By Matthew Davis BBC News, Washington
The Bush administration is abandoning the phrase “war on terror” to better express the fight against al-Qaeda and other groups as an ideological struggle as much as a military mission.
While the slogan – first used by President George W Bush in the wake of the 9/11 attacks – may still be heard from time to time, the White House says it will increasingly be couched in other language.
In recent days, senior administration figures have been speaking publicly of “a global struggle against the enemies of freedom”, and of the need to use all “tools of statecraft” to defeat them.
The shift in terms comes at a time when the US public is increasingly pessimistic about the war in Iraq – and sceptical about its links to the fight against terrorism.
One White House official told the BBC the move did not mark a change of approach, but was intended to give a broader perspective to the “evolving nature” of the struggle.
Defence Secretary Donald Rumsfeld spoke in the new language on Friday, praising a retiring Navy officer who had served as “our country wages the global struggle against the enemies of freedom, the enemies of civilization”.
The next day, national security advisor Steven Hadley co-wrote a piece for the New York Times in which he set out the current thinking.
“Military action is only one piece of the war on terrorism,” Mr Hadley wrote. “At the same time, however, we must bring all of the tools of statecraft, economic influence and private enterprise to bear in this war.
“Freedom-loving people around the world must reach out through every means – communications, trade, education – to support the courageous Muslims who are speaking the truth about their proud religion and history, and seizing it back from those who would hijack it for evil ends.”
The country’s top military officer spoke in a similar vein on Monday.
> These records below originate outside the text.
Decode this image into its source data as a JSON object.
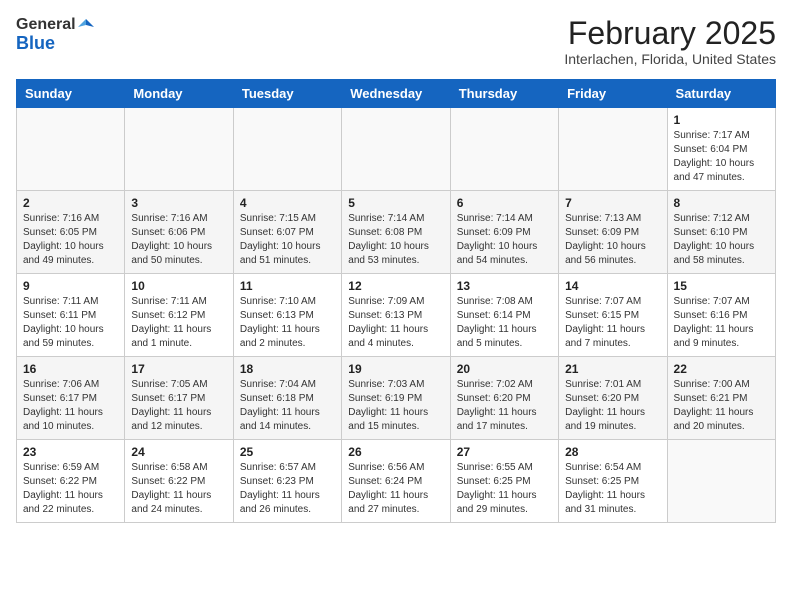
{
  "header": {
    "logo_general": "General",
    "logo_blue": "Blue",
    "title": "February 2025",
    "subtitle": "Interlachen, Florida, United States"
  },
  "weekdays": [
    "Sunday",
    "Monday",
    "Tuesday",
    "Wednesday",
    "Thursday",
    "Friday",
    "Saturday"
  ],
  "weeks": [
    [
      {
        "day": "",
        "info": ""
      },
      {
        "day": "",
        "info": ""
      },
      {
        "day": "",
        "info": ""
      },
      {
        "day": "",
        "info": ""
      },
      {
        "day": "",
        "info": ""
      },
      {
        "day": "",
        "info": ""
      },
      {
        "day": "1",
        "info": "Sunrise: 7:17 AM\nSunset: 6:04 PM\nDaylight: 10 hours\nand 47 minutes."
      }
    ],
    [
      {
        "day": "2",
        "info": "Sunrise: 7:16 AM\nSunset: 6:05 PM\nDaylight: 10 hours\nand 49 minutes."
      },
      {
        "day": "3",
        "info": "Sunrise: 7:16 AM\nSunset: 6:06 PM\nDaylight: 10 hours\nand 50 minutes."
      },
      {
        "day": "4",
        "info": "Sunrise: 7:15 AM\nSunset: 6:07 PM\nDaylight: 10 hours\nand 51 minutes."
      },
      {
        "day": "5",
        "info": "Sunrise: 7:14 AM\nSunset: 6:08 PM\nDaylight: 10 hours\nand 53 minutes."
      },
      {
        "day": "6",
        "info": "Sunrise: 7:14 AM\nSunset: 6:09 PM\nDaylight: 10 hours\nand 54 minutes."
      },
      {
        "day": "7",
        "info": "Sunrise: 7:13 AM\nSunset: 6:09 PM\nDaylight: 10 hours\nand 56 minutes."
      },
      {
        "day": "8",
        "info": "Sunrise: 7:12 AM\nSunset: 6:10 PM\nDaylight: 10 hours\nand 58 minutes."
      }
    ],
    [
      {
        "day": "9",
        "info": "Sunrise: 7:11 AM\nSunset: 6:11 PM\nDaylight: 10 hours\nand 59 minutes."
      },
      {
        "day": "10",
        "info": "Sunrise: 7:11 AM\nSunset: 6:12 PM\nDaylight: 11 hours\nand 1 minute."
      },
      {
        "day": "11",
        "info": "Sunrise: 7:10 AM\nSunset: 6:13 PM\nDaylight: 11 hours\nand 2 minutes."
      },
      {
        "day": "12",
        "info": "Sunrise: 7:09 AM\nSunset: 6:13 PM\nDaylight: 11 hours\nand 4 minutes."
      },
      {
        "day": "13",
        "info": "Sunrise: 7:08 AM\nSunset: 6:14 PM\nDaylight: 11 hours\nand 5 minutes."
      },
      {
        "day": "14",
        "info": "Sunrise: 7:07 AM\nSunset: 6:15 PM\nDaylight: 11 hours\nand 7 minutes."
      },
      {
        "day": "15",
        "info": "Sunrise: 7:07 AM\nSunset: 6:16 PM\nDaylight: 11 hours\nand 9 minutes."
      }
    ],
    [
      {
        "day": "16",
        "info": "Sunrise: 7:06 AM\nSunset: 6:17 PM\nDaylight: 11 hours\nand 10 minutes."
      },
      {
        "day": "17",
        "info": "Sunrise: 7:05 AM\nSunset: 6:17 PM\nDaylight: 11 hours\nand 12 minutes."
      },
      {
        "day": "18",
        "info": "Sunrise: 7:04 AM\nSunset: 6:18 PM\nDaylight: 11 hours\nand 14 minutes."
      },
      {
        "day": "19",
        "info": "Sunrise: 7:03 AM\nSunset: 6:19 PM\nDaylight: 11 hours\nand 15 minutes."
      },
      {
        "day": "20",
        "info": "Sunrise: 7:02 AM\nSunset: 6:20 PM\nDaylight: 11 hours\nand 17 minutes."
      },
      {
        "day": "21",
        "info": "Sunrise: 7:01 AM\nSunset: 6:20 PM\nDaylight: 11 hours\nand 19 minutes."
      },
      {
        "day": "22",
        "info": "Sunrise: 7:00 AM\nSunset: 6:21 PM\nDaylight: 11 hours\nand 20 minutes."
      }
    ],
    [
      {
        "day": "23",
        "info": "Sunrise: 6:59 AM\nSunset: 6:22 PM\nDaylight: 11 hours\nand 22 minutes."
      },
      {
        "day": "24",
        "info": "Sunrise: 6:58 AM\nSunset: 6:22 PM\nDaylight: 11 hours\nand 24 minutes."
      },
      {
        "day": "25",
        "info": "Sunrise: 6:57 AM\nSunset: 6:23 PM\nDaylight: 11 hours\nand 26 minutes."
      },
      {
        "day": "26",
        "info": "Sunrise: 6:56 AM\nSunset: 6:24 PM\nDaylight: 11 hours\nand 27 minutes."
      },
      {
        "day": "27",
        "info": "Sunrise: 6:55 AM\nSunset: 6:25 PM\nDaylight: 11 hours\nand 29 minutes."
      },
      {
        "day": "28",
        "info": "Sunrise: 6:54 AM\nSunset: 6:25 PM\nDaylight: 11 hours\nand 31 minutes."
      },
      {
        "day": "",
        "info": ""
      }
    ]
  ]
}
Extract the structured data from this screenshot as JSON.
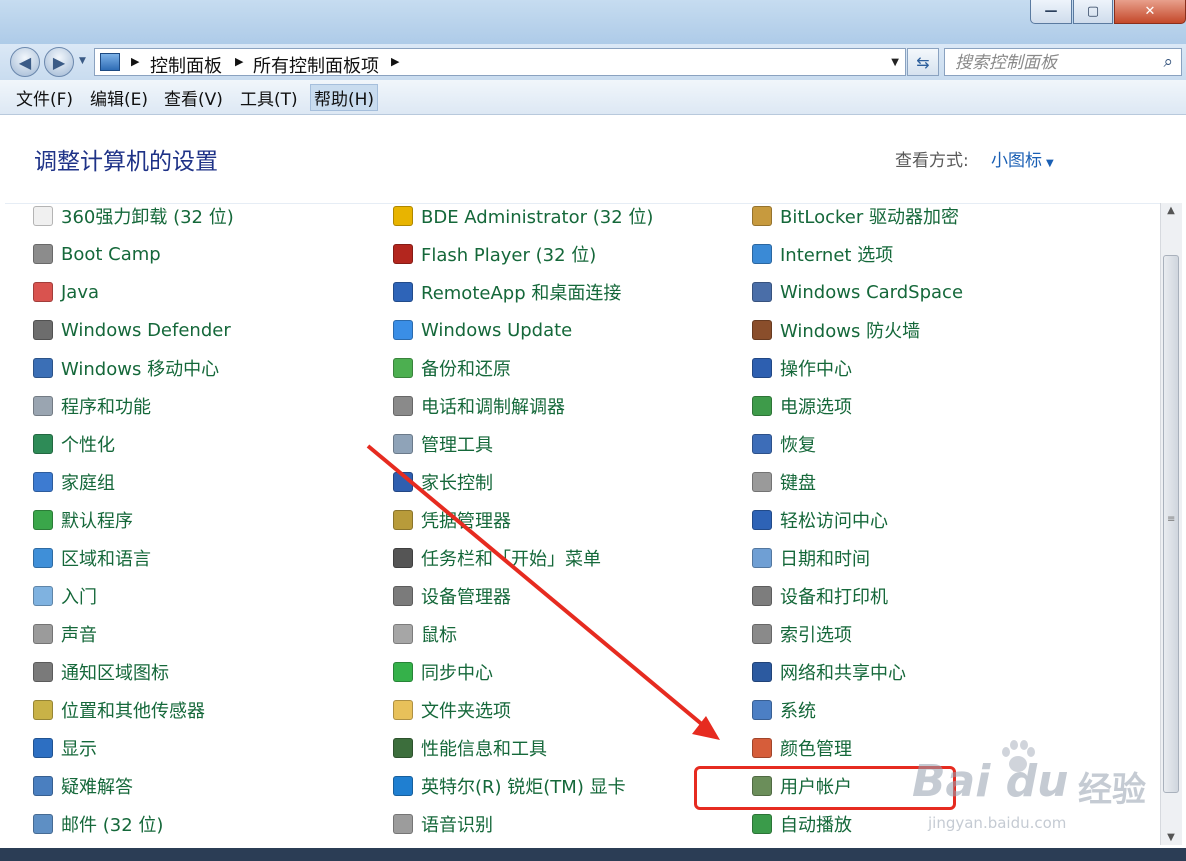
{
  "window": {
    "controls": {
      "minimize": "—",
      "maximize": "▢",
      "close": "✕"
    }
  },
  "address_bar": {
    "breadcrumbs": [
      "控制面板",
      "所有控制面板项"
    ],
    "search_placeholder": "搜索控制面板"
  },
  "menu": [
    "文件(F)",
    "编辑(E)",
    "查看(V)",
    "工具(T)",
    "帮助(H)"
  ],
  "header": {
    "title": "调整计算机的设置",
    "view_by_label": "查看方式:",
    "view_by_value": "小图标"
  },
  "items": {
    "col1": [
      {
        "label": "360强力卸载 (32 位)",
        "icon": "document-icon",
        "color": "#f0f0f0"
      },
      {
        "label": "Boot Camp",
        "icon": "bootcamp-icon",
        "color": "#8c8c8c"
      },
      {
        "label": "Java",
        "icon": "java-icon",
        "color": "#d9534f"
      },
      {
        "label": "Windows Defender",
        "icon": "defender-icon",
        "color": "#6d6d6d"
      },
      {
        "label": "Windows 移动中心",
        "icon": "mobility-icon",
        "color": "#3b6fb6"
      },
      {
        "label": "程序和功能",
        "icon": "programs-icon",
        "color": "#9aa5b1"
      },
      {
        "label": "个性化",
        "icon": "personalize-icon",
        "color": "#2e8b57"
      },
      {
        "label": "家庭组",
        "icon": "homegroup-icon",
        "color": "#3d7bd1"
      },
      {
        "label": "默认程序",
        "icon": "default-programs-icon",
        "color": "#3aa64a"
      },
      {
        "label": "区域和语言",
        "icon": "region-icon",
        "color": "#3f8fd8"
      },
      {
        "label": "入门",
        "icon": "getting-started-icon",
        "color": "#7fb2e0"
      },
      {
        "label": "声音",
        "icon": "sound-icon",
        "color": "#9b9b9b"
      },
      {
        "label": "通知区域图标",
        "icon": "notification-icon",
        "color": "#7a7a7a"
      },
      {
        "label": "位置和其他传感器",
        "icon": "sensor-icon",
        "color": "#c9b247"
      },
      {
        "label": "显示",
        "icon": "display-icon",
        "color": "#2d6fc2"
      },
      {
        "label": "疑难解答",
        "icon": "troubleshoot-icon",
        "color": "#4a7fc0"
      },
      {
        "label": "邮件 (32 位)",
        "icon": "mail-icon",
        "color": "#5e8fc4"
      }
    ],
    "col2": [
      {
        "label": "BDE Administrator (32 位)",
        "icon": "bde-icon",
        "color": "#e8b400"
      },
      {
        "label": "Flash Player (32 位)",
        "icon": "flash-icon",
        "color": "#b3261e"
      },
      {
        "label": "RemoteApp 和桌面连接",
        "icon": "remoteapp-icon",
        "color": "#2e64b8"
      },
      {
        "label": "Windows Update",
        "icon": "windows-update-icon",
        "color": "#3a8ee6"
      },
      {
        "label": "备份和还原",
        "icon": "backup-icon",
        "color": "#4caf50"
      },
      {
        "label": "电话和调制解调器",
        "icon": "phone-icon",
        "color": "#8a8a8a"
      },
      {
        "label": "管理工具",
        "icon": "admin-tools-icon",
        "color": "#8fa3b8"
      },
      {
        "label": "家长控制",
        "icon": "parental-icon",
        "color": "#2f5fb0"
      },
      {
        "label": "凭据管理器",
        "icon": "credential-icon",
        "color": "#b89b3a"
      },
      {
        "label": "任务栏和「开始」菜单",
        "icon": "taskbar-icon",
        "color": "#555555"
      },
      {
        "label": "设备管理器",
        "icon": "device-manager-icon",
        "color": "#7b7b7b"
      },
      {
        "label": "鼠标",
        "icon": "mouse-icon",
        "color": "#a6a6a6"
      },
      {
        "label": "同步中心",
        "icon": "sync-icon",
        "color": "#35b14a"
      },
      {
        "label": "文件夹选项",
        "icon": "folder-icon",
        "color": "#e8c15a"
      },
      {
        "label": "性能信息和工具",
        "icon": "performance-icon",
        "color": "#3c6e3c"
      },
      {
        "label": "英特尔(R) 锐炬(TM) 显卡",
        "icon": "intel-graphics-icon",
        "color": "#1f7fd1"
      },
      {
        "label": "语音识别",
        "icon": "microphone-icon",
        "color": "#9c9c9c"
      }
    ],
    "col3": [
      {
        "label": "BitLocker 驱动器加密",
        "icon": "bitlocker-icon",
        "color": "#c79a3e"
      },
      {
        "label": "Internet 选项",
        "icon": "internet-icon",
        "color": "#3a8ad6"
      },
      {
        "label": "Windows CardSpace",
        "icon": "cardspace-icon",
        "color": "#4a6ea8"
      },
      {
        "label": "Windows 防火墙",
        "icon": "firewall-icon",
        "color": "#8a4e2b"
      },
      {
        "label": "操作中心",
        "icon": "action-center-icon",
        "color": "#2d5fb0"
      },
      {
        "label": "电源选项",
        "icon": "power-icon",
        "color": "#3e9b4a"
      },
      {
        "label": "恢复",
        "icon": "recovery-icon",
        "color": "#3d6db8"
      },
      {
        "label": "键盘",
        "icon": "keyboard-icon",
        "color": "#9a9a9a"
      },
      {
        "label": "轻松访问中心",
        "icon": "ease-of-access-icon",
        "color": "#2e63b6"
      },
      {
        "label": "日期和时间",
        "icon": "datetime-icon",
        "color": "#6f9fd4"
      },
      {
        "label": "设备和打印机",
        "icon": "printer-icon",
        "color": "#7d7d7d"
      },
      {
        "label": "索引选项",
        "icon": "indexing-icon",
        "color": "#8a8a8a"
      },
      {
        "label": "网络和共享中心",
        "icon": "network-icon",
        "color": "#2c5aa0"
      },
      {
        "label": "系统",
        "icon": "system-icon",
        "color": "#4c7fc4"
      },
      {
        "label": "颜色管理",
        "icon": "color-management-icon",
        "color": "#d65d3a"
      },
      {
        "label": "用户帐户",
        "icon": "user-accounts-icon",
        "color": "#6b8e5a"
      },
      {
        "label": "自动播放",
        "icon": "autoplay-icon",
        "color": "#3a9b4a"
      }
    ]
  },
  "watermark": {
    "logo": "Bai du",
    "text": "经验",
    "url": "jingyan.baidu.com"
  },
  "colors": {
    "link_green": "#15683a",
    "title_blue": "#1e3287",
    "highlight_red": "#e62b20"
  }
}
General Richard Myers told a meeting at the National Press Club: “The long-term problem is as much diplomatic, as much economic, in fact more diplomatic, more economic, more political than it is military. “And that’s where the focus has to be in the future.”
Earlier this month, former British Foreign Secretary Robin Cook criticised the language employed by the US president, saying that instead of isolating terrorists, he had upset Muslims around the world.
Mr Cook – an opponent of the war in Iraq – told the BBC: “I think the problem with George Bush’s approach is that he does keep talking about it as a war on terror as if there is a military solution and there isn’t.”
But while the president has continued to talk of “taking the fight to the enemy”, his recent speeches have also emphasized freedom, democracy and the worldwide clash of ideas.
A White House official said: “We are constantly reviewing how we can best protect our citizens from terrorism and we need to adjust our approach to achieve this.
“The ‘war’ is more than a military response, it is a battle of ideas and a struggle against extremism, and all aspects of the US Government and its allies around the world need to be called upon in fighting it.
“In Afghanistan, the extremist Taleban regime no longer has a base of operations, a clearly identified location that requires a war – there is now a democratically-elected government there.
“It’s a different situation again in London where you’ve got, say, a second generation British Muslim influenced by the preachings of a radical cleric.”
Meanwhile, Lieutenant General James T Conway, a senior US military commander, told a Pentagon briefing there had been “philosophical discussions” with US allies over the use of the phrase.
“We’ve been told, actually, that “global war on terrorism” translates pretty well into the various languages,” he added. “So I think that continues to make it a part of the discussion.”
A Pentagon spokesman said the title of a new manual for combatant commanders suggested a slow evolution in the recasting of the mission away from its military aspect.
The National Military Strategic Plan for the War on Terrorism, issued in March, directs commanders to focus on eight areas essential to terrorists. These include areas like funding and ideological support, safe havens, communications and movement.
The phrase “war on terrorism” was first widely used by the Western press to refer to the efforts by Britain to end a spate of attacks in the British mandate of Palestine in the late 1940s.
Later, it was frequently employed by US President Ronald Reagan in the 1980s. But since the 9/11 attacks it has become a slogan for the protracted, US-led struggle to terrorists and the states that aid them, usually expressed as “the global war on terror”.